The highest appeals court ordered a retrial in January after accepting appeals from both the defense and the prosecution. Each cited different shortcomings with a trial that ended with life prison terms for Mubarak and his interior minister but was criticized for the weak evidence offered by the prosecution.
This video image taken from Egyptian State Television shows the sons of Hosni Mubarak, Alaa Mubarak, left and Gamal Mubarak as they stand inside the cage of mesh and iron bars in a Cairo courtroom Wednesday Aug. 3, 2011.
Mubarak, former interior minister Habib al-Adli and four top aides are charged with involvement in the killing of more than 800 protesters who died in the 18-day uprising. Mubarak's two sons, Gamal and Alaa, face retrial on charges of financial corruption.
Mubarak's imprisonment last June was a historic moment; he was the first ruler toppled by the so-called Arab Spring uprisings to stand trial in person.
But the case exposed the difficulties of attaining justice in a country whose judiciary and security forces are still largely controlled by figures appointed during his era.
Six senior Interior Ministry officers - two of them charged with lesser crimes - were acquitted. The prosecution complained that the ministry had failed to cooperate in providing evidence.
The judge convicted Mubarak and Adli on the grounds of their failure to stop the killing, rather than actually ordering it.
This time, the prosecution is expected to draw on the findings of a fact-finding committee established by President Mohamed Morsi last year. Morsi has faced criticism for failing to publish its report, which was completed in December.
newspaper published this week what it said were leaks from the report, alleging the military had been involved in torture, killings and forced disappearances during the uprising.
Ali Hassan, a member of the inquiry panel whose son was killed in the uprising, said the report should condemn Mubarak and the Interior Ministry officials.
"The minimum punishment for them should be death,'' he said.

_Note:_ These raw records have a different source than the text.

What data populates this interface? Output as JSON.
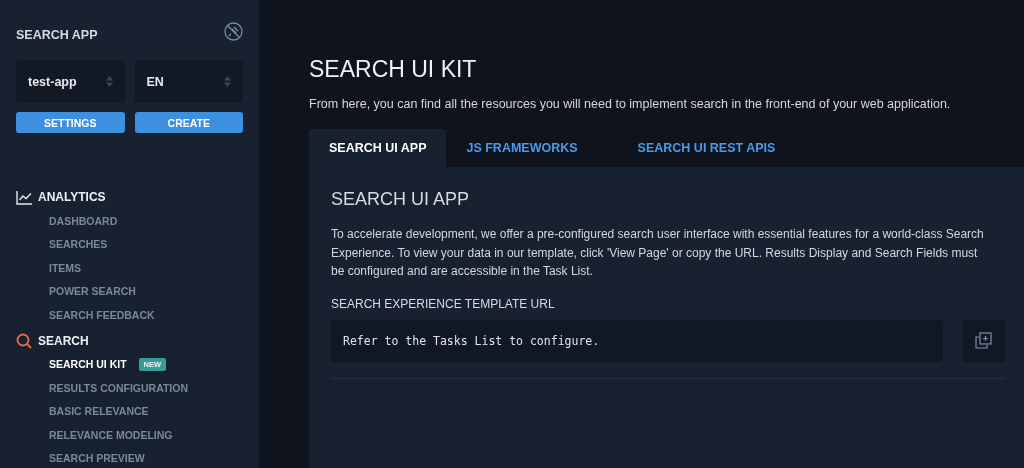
{
  "sidebar": {
    "title": "SEARCH APP",
    "app_select": {
      "value": "test-app"
    },
    "language_select": {
      "value": "EN"
    },
    "buttons": [
      "SETTINGS",
      "CREATE"
    ],
    "groups": [
      {
        "label": "ANALYTICS",
        "kind": "chart",
        "items": [
          {
            "label": "DASHBOARD",
            "selected": false
          },
          {
            "label": "SEARCHES",
            "selected": false
          },
          {
            "label": "ITEMS",
            "selected": false
          },
          {
            "label": "POWER SEARCH",
            "selected": false
          },
          {
            "label": "SEARCH FEEDBACK",
            "selected": false
          }
        ]
      },
      {
        "label": "SEARCH",
        "kind": "search",
        "items": [
          {
            "label": "SEARCH UI KIT",
            "selected": true,
            "badge": "NEW"
          },
          {
            "label": "RESULTS CONFIGURATION",
            "selected": false
          },
          {
            "label": "BASIC RELEVANCE",
            "selected": false
          },
          {
            "label": "RELEVANCE MODELING",
            "selected": false
          },
          {
            "label": "SEARCH PREVIEW",
            "selected": false
          }
        ]
      }
    ]
  },
  "main": {
    "title": "SEARCH UI KIT",
    "description": "From here, you can find all the resources you will need to implement search in the front-end of your web application.",
    "tabs": [
      {
        "label": "SEARCH UI APP",
        "selected": true
      },
      {
        "label": "JS FRAMEWORKS",
        "selected": false
      },
      {
        "label": "SEARCH UI REST APIS",
        "selected": false
      }
    ],
    "panel": {
      "title": "SEARCH UI APP",
      "text": "To accelerate development, we offer a pre-configured search user interface with essential features for a world-class Search Experience. To view your data in our template, click 'View Page' or copy the URL. Results Display and Search Fields must be configured and are accessible in the Task List.",
      "field_label": "SEARCH EXPERIENCE TEMPLATE URL",
      "url_value": "Refer to the Tasks List to configure."
    }
  }
}
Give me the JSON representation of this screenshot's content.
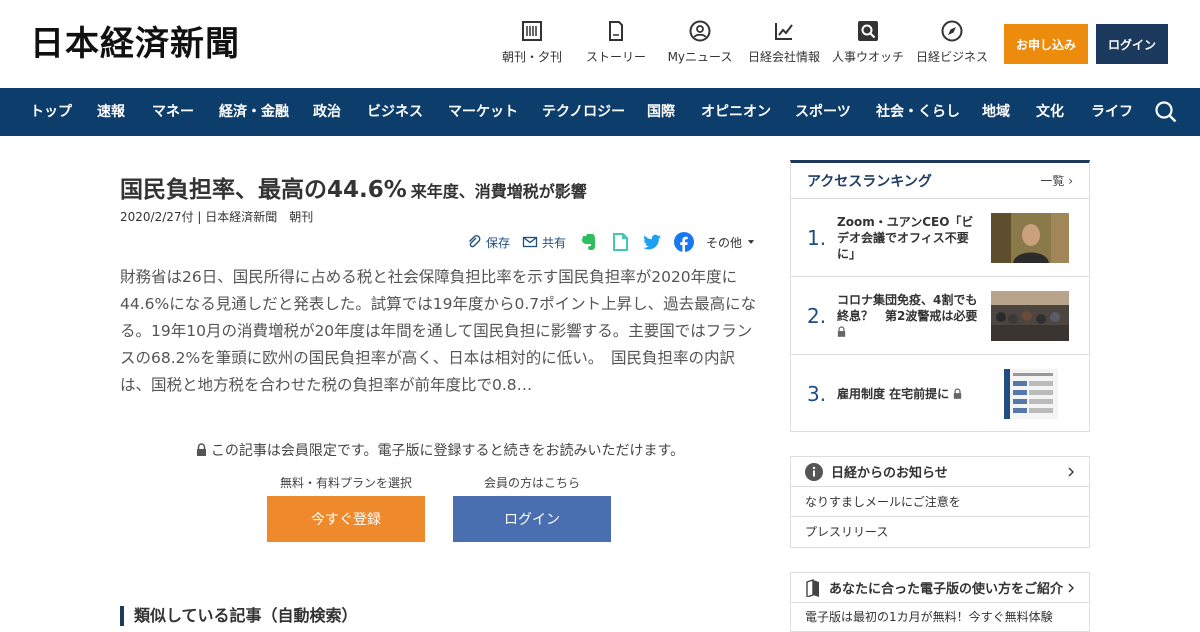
{
  "header": {
    "logo": "日本経済新聞",
    "tools": [
      {
        "label": "朝刊・夕刊",
        "icon": "newspaper-icon"
      },
      {
        "label": "ストーリー",
        "icon": "document-icon"
      },
      {
        "label": "Myニュース",
        "icon": "user-icon"
      },
      {
        "label": "日経会社情報",
        "icon": "chart-icon"
      },
      {
        "label": "人事ウオッチ",
        "icon": "search-person-icon"
      },
      {
        "label": "日経ビジネス",
        "icon": "compass-icon"
      }
    ],
    "apply_label": "お申し込み",
    "login_label": "ログイン"
  },
  "nav": {
    "items": [
      "トップ",
      "速報",
      "マネー",
      "経済・金融",
      "政治",
      "ビジネス",
      "マーケット",
      "テクノロジー",
      "国際",
      "オピニオン",
      "スポーツ",
      "社会・くらし",
      "地域",
      "文化",
      "ライフ"
    ]
  },
  "article": {
    "title": "国民負担率、最高の44.6%",
    "subtitle": "来年度、消費増税が影響",
    "meta": "2020/2/27付 | 日本経済新聞　朝刊",
    "actions": {
      "save": "保存",
      "share": "共有",
      "more": "その他"
    },
    "body": "財務省は26日、国民所得に占める税と社会保障負担比率を示す国民負担率が2020年度に44.6%になる見通しだと発表した。試算では19年度から0.7ポイント上昇し、過去最高になる。19年10月の消費増税が20年度は年間を通して国民負担に影響する。主要国ではフランスの68.2%を筆頭に欧州の国民負担率が高く、日本は相対的に低い。　国民負担率の内訳は、国税と地方税を合わせた税の負担率が前年度比で0.8…",
    "locked_note": "この記事は会員限定です。電子版に登録すると続きをお読みいただけます。",
    "cta_register_caption": "無料・有料プランを選択",
    "cta_register": "今すぐ登録",
    "cta_login_caption": "会員の方はこちら",
    "cta_login": "ログイン",
    "related_heading": "類似している記事（自動検索）"
  },
  "sidebar": {
    "ranking_title": "アクセスランキング",
    "ranking_all": "一覧",
    "ranking": [
      {
        "no": "1.",
        "text": "Zoom・ユアンCEO「ビデオ会議でオフィス不要に」",
        "locked": false
      },
      {
        "no": "2.",
        "text": "コロナ集団免疫、4割でも終息？　第2波警戒は必要",
        "locked": true
      },
      {
        "no": "3.",
        "text": "雇用制度 在宅前提に",
        "locked": true
      }
    ],
    "notice_title": "日経からのお知らせ",
    "notices": [
      "なりすましメールにご注意を",
      "プレスリリース"
    ],
    "guide_title": "あなたに合った電子版の使い方をご紹介",
    "guide_row": "電子版は最初の1カ月が無料！今すぐ無料体験"
  },
  "colors": {
    "nav_bg": "#0d3d6b",
    "apply_btn": "#ec8b0c",
    "login_btn": "#1b3a5e",
    "cta_register": "#ee8a2b",
    "cta_login": "#4a6fb0"
  }
}
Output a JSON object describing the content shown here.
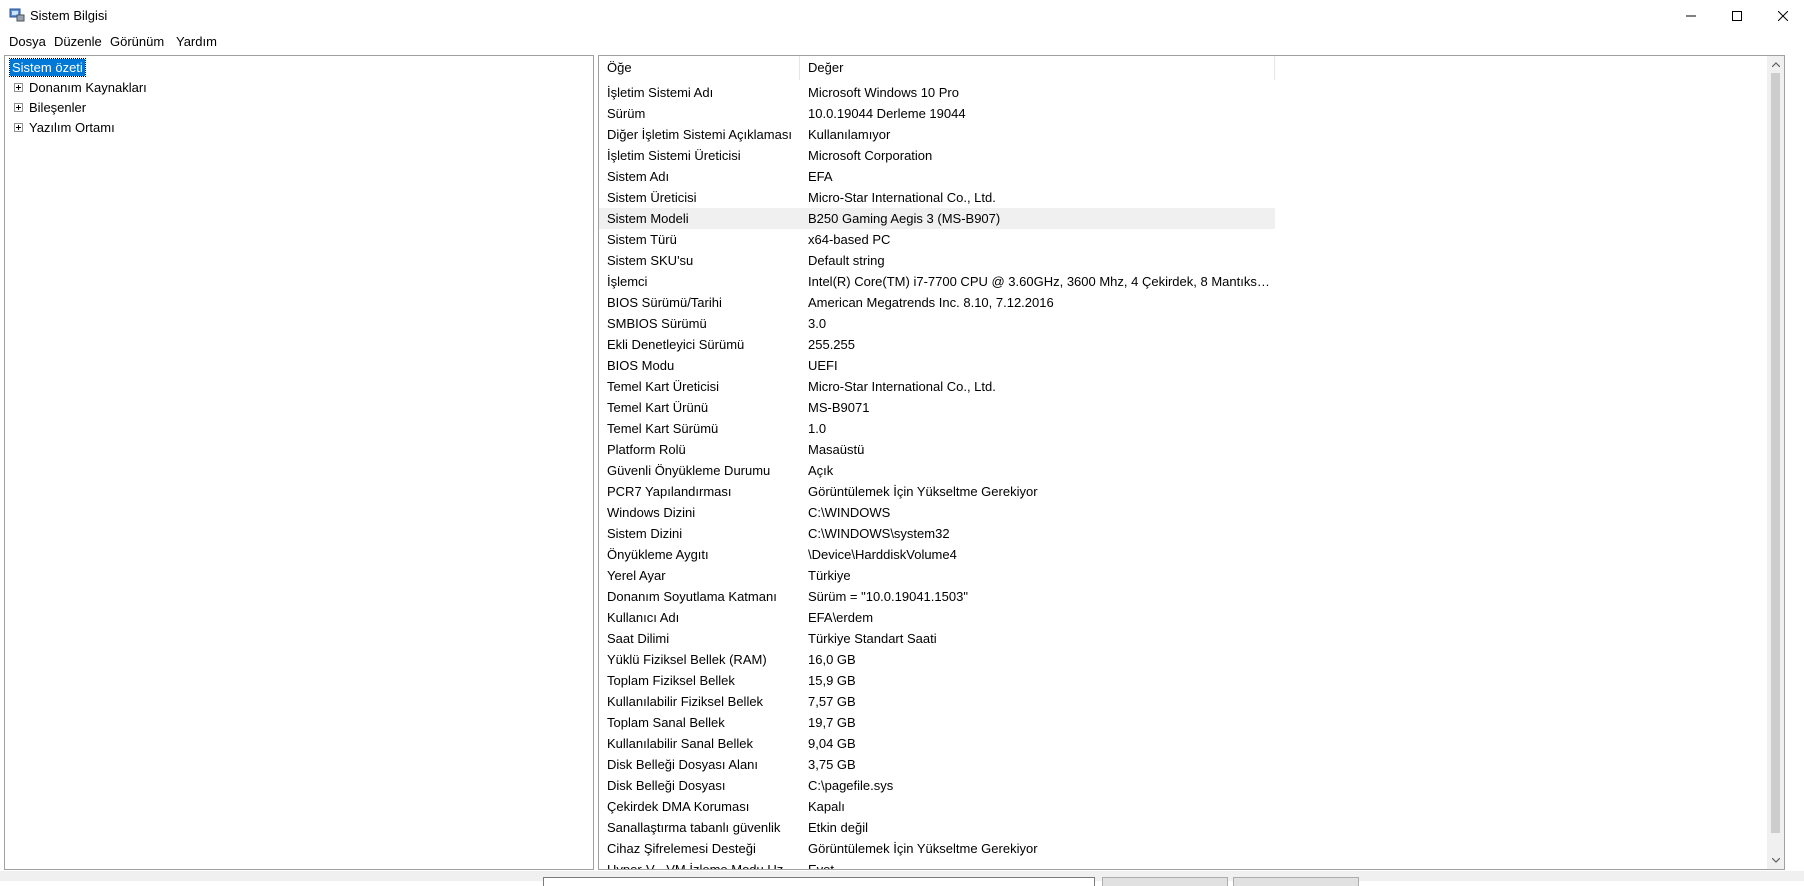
{
  "window": {
    "title": "Sistem Bilgisi",
    "controls": {
      "minimize": "minimize-icon",
      "maximize": "maximize-icon",
      "close": "close-icon"
    }
  },
  "menu": [
    "Dosya",
    "Düzenle",
    "Görünüm",
    "Yardım"
  ],
  "tree": {
    "selected": "Sistem özeti",
    "children": [
      "Donanım Kaynakları",
      "Bileşenler",
      "Yazılım Ortamı"
    ]
  },
  "table": {
    "headers": [
      "Öğe",
      "Değer"
    ],
    "highlight_row": 6,
    "rows": [
      [
        "İşletim Sistemi Adı",
        "Microsoft Windows 10 Pro"
      ],
      [
        "Sürüm",
        "10.0.19044 Derleme 19044"
      ],
      [
        "Diğer İşletim Sistemi Açıklaması",
        "Kullanılamıyor"
      ],
      [
        "İşletim Sistemi Üreticisi",
        "Microsoft Corporation"
      ],
      [
        "Sistem Adı",
        "EFA"
      ],
      [
        "Sistem Üreticisi",
        "Micro-Star International Co., Ltd."
      ],
      [
        "Sistem Modeli",
        "B250 Gaming Aegis 3 (MS-B907)"
      ],
      [
        "Sistem Türü",
        "x64-based PC"
      ],
      [
        "Sistem SKU'su",
        "Default string"
      ],
      [
        "İşlemci",
        "Intel(R) Core(TM) i7-7700 CPU @ 3.60GHz, 3600 Mhz, 4 Çekirdek, 8 Mantıksal İ..."
      ],
      [
        "BIOS Sürümü/Tarihi",
        "American Megatrends Inc. 8.10, 7.12.2016"
      ],
      [
        "SMBIOS Sürümü",
        "3.0"
      ],
      [
        "Ekli Denetleyici Sürümü",
        "255.255"
      ],
      [
        "BIOS Modu",
        "UEFI"
      ],
      [
        "Temel Kart Üreticisi",
        "Micro-Star International Co., Ltd."
      ],
      [
        "Temel Kart Ürünü",
        "MS-B9071"
      ],
      [
        "Temel Kart Sürümü",
        "1.0"
      ],
      [
        "Platform Rolü",
        "Masaüstü"
      ],
      [
        "Güvenli Önyükleme Durumu",
        "Açık"
      ],
      [
        "PCR7 Yapılandırması",
        "Görüntülemek İçin Yükseltme Gerekiyor"
      ],
      [
        "Windows Dizini",
        "C:\\WINDOWS"
      ],
      [
        "Sistem Dizini",
        "C:\\WINDOWS\\system32"
      ],
      [
        "Önyükleme Aygıtı",
        "\\Device\\HarddiskVolume4"
      ],
      [
        "Yerel Ayar",
        "Türkiye"
      ],
      [
        "Donanım Soyutlama Katmanı",
        "Sürüm = \"10.0.19041.1503\""
      ],
      [
        "Kullanıcı Adı",
        "EFA\\erdem"
      ],
      [
        "Saat Dilimi",
        "Türkiye Standart Saati"
      ],
      [
        "Yüklü Fiziksel Bellek (RAM)",
        "16,0 GB"
      ],
      [
        "Toplam Fiziksel Bellek",
        "15,9 GB"
      ],
      [
        "Kullanılabilir Fiziksel Bellek",
        "7,57 GB"
      ],
      [
        "Toplam Sanal Bellek",
        "19,7 GB"
      ],
      [
        "Kullanılabilir Sanal Bellek",
        "9,04 GB"
      ],
      [
        "Disk Belleği Dosyası Alanı",
        "3,75 GB"
      ],
      [
        "Disk Belleği Dosyası",
        "C:\\pagefile.sys"
      ],
      [
        "Çekirdek DMA Koruması",
        "Kapalı"
      ],
      [
        "Sanallaştırma tabanlı güvenlik",
        "Etkin değil"
      ],
      [
        "Cihaz Şifrelemesi Desteği",
        "Görüntülemek İçin Yükseltme Gerekiyor"
      ],
      [
        "Hyper-V - VM İzleme Modu Uz...",
        "Evet"
      ]
    ]
  }
}
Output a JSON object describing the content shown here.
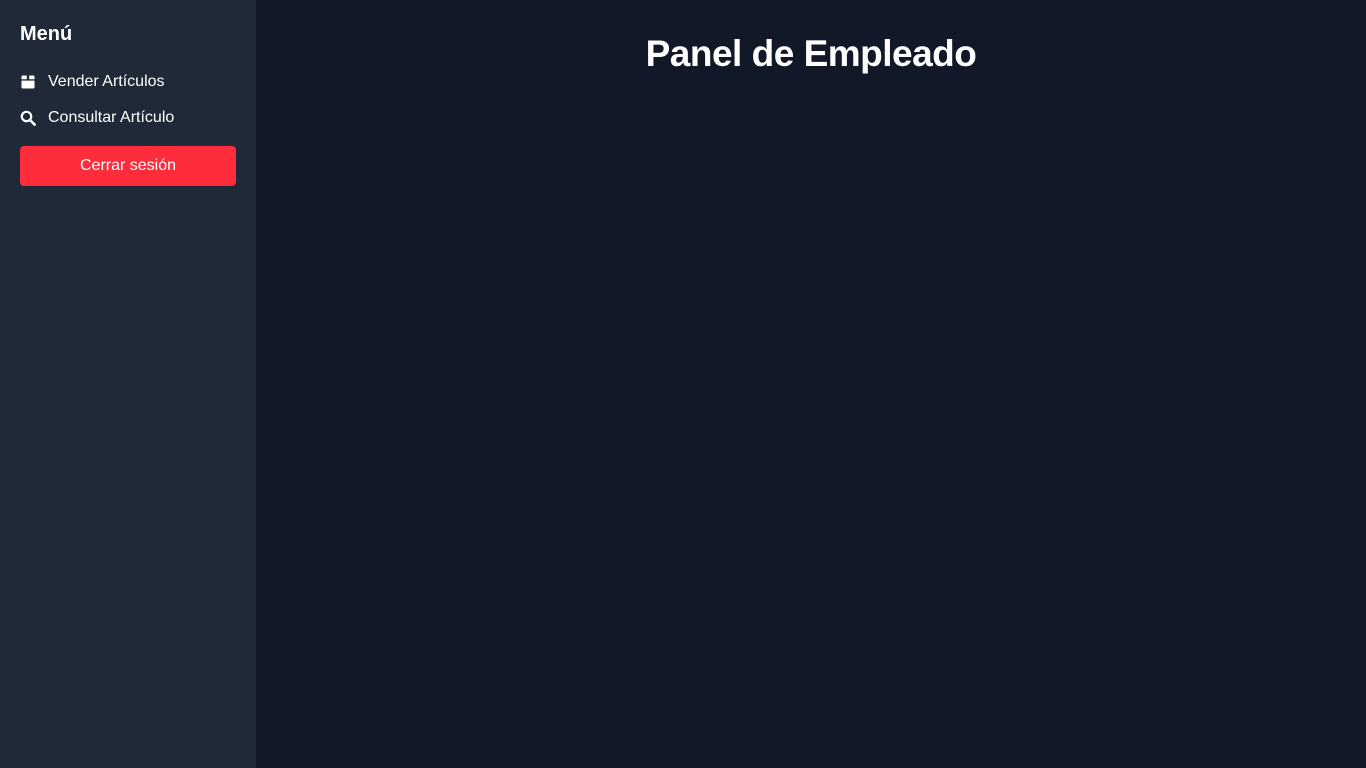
{
  "sidebar": {
    "title": "Menú",
    "items": [
      {
        "label": "Vender Artículos",
        "icon": "box-icon"
      },
      {
        "label": "Consultar Artículo",
        "icon": "search-icon"
      }
    ],
    "logout_label": "Cerrar sesión"
  },
  "main": {
    "title": "Panel de Empleado"
  },
  "colors": {
    "sidebar_bg": "#1f2937",
    "main_bg": "#111827",
    "logout_bg": "#ff2d3b",
    "text": "#ffffff"
  }
}
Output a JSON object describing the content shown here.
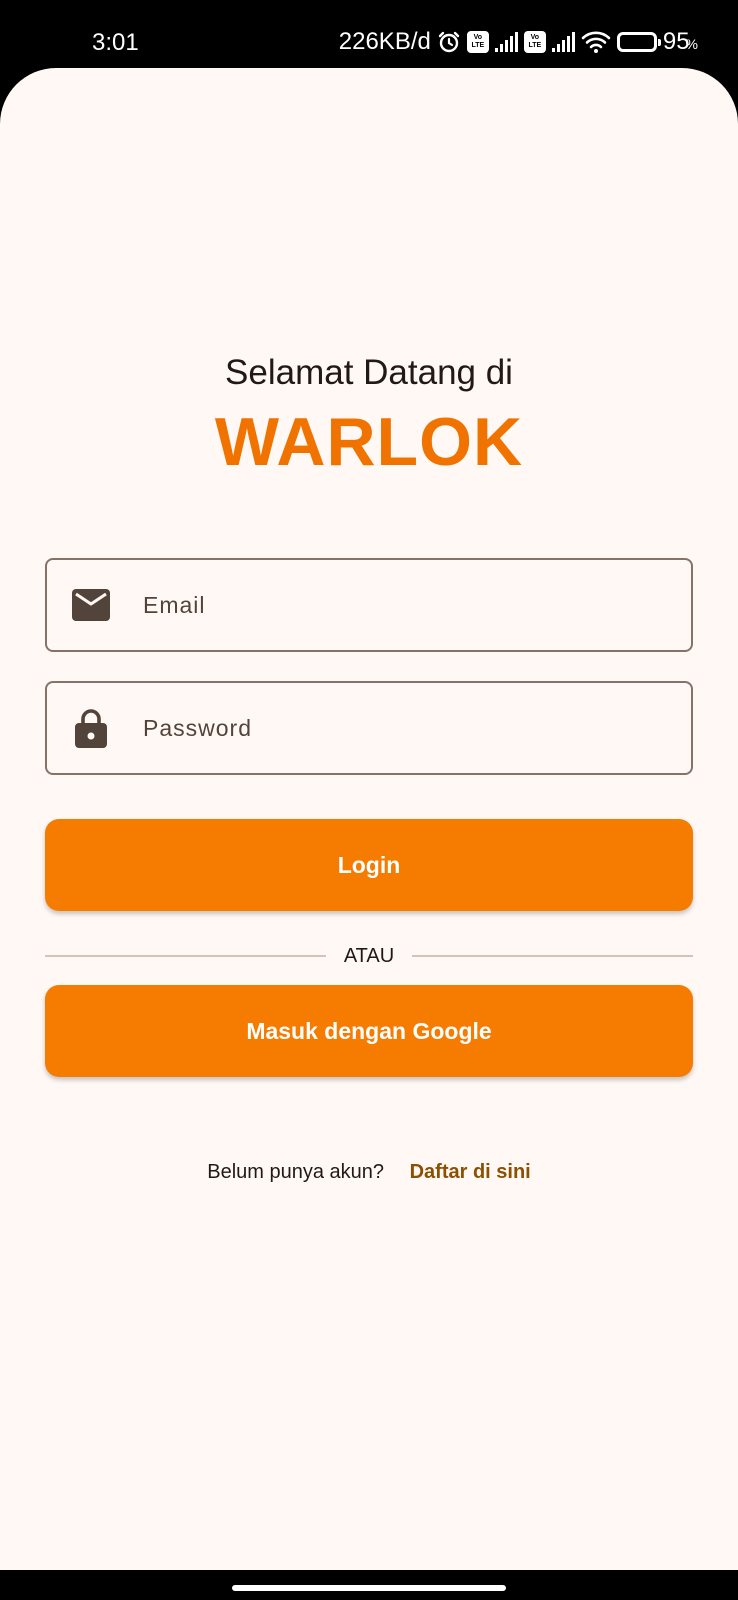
{
  "status_bar": {
    "time": "3:01",
    "net_speed": "226KB/d",
    "volte_top": "Vo",
    "volte_bottom": "LTE",
    "battery_level": "95",
    "battery_unit": "%"
  },
  "header": {
    "welcome": "Selamat Datang di",
    "brand": "WARLOK"
  },
  "form": {
    "email_placeholder": "Email",
    "email_value": "",
    "password_placeholder": "Password",
    "password_value": ""
  },
  "buttons": {
    "login": "Login",
    "divider": "ATAU",
    "google": "Masuk dengan Google"
  },
  "footer": {
    "question": "Belum punya akun?",
    "register_link": "Daftar di sini"
  },
  "icons": {
    "email": "mail-icon",
    "password": "lock-icon"
  },
  "colors": {
    "accent": "#f57c00",
    "brand": "#f07300",
    "link": "#8b5000",
    "background": "#fff8f4"
  }
}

Mubarak was sent to Tora Prison after being convicted last year and subsequently moved to a military hospital. He appeared at court hearings on a hospital bed, alongside his two sons. While the sons were cleared of the charges in that trial, they remain in jail pending other corruption investigations.
The retrial will also include a charge against Mubarak of improperly facilitating a natural gas deal with Israel.
Cases brought against other Mubarak-era officials have also failed to yield convictions.
"If we look at the various pillars of transitional justice, very little has been done on any of them,'' said Mohamed Abdel Dayem of the International Center for Transitional Justice. "The things have been done have been sporadic, haphazard.''
Morsi's decision to set up a fact-finding committee to probe the violence was welcomed as an attempt to assemble an independent picture of what happened during the uprising.
But critics say his failure to publish the findings raises questions.
"Why would the facts be withheld? It is not a good omen,'' said Abdel Dayem.
Ahmed Ragab, a lawyer and another member of the fact-finding commission, said failure to publish the report marked a setback "because it delays the state's acknowledgement of crimes committed by the security forces against Egyptians."
He said Morsi may be unwilling to publish the report because the security forces, largely unreformed from Mubarak's days, are now "committing the same crimes."
There have, however, been changes in the state prosecutor's office. Morsi in November replaced the Mubarak-era prosecutor general who was in office at the time of the first trial.
But that step was condemned as illegal by Morsi's opponents, and could add a political edge to the retrial.
Despite the doubts, Ragab said he was hopeful. "The trial could be a good opportunity to open the files of the previous regime in a deeper and bigger way,'' he said.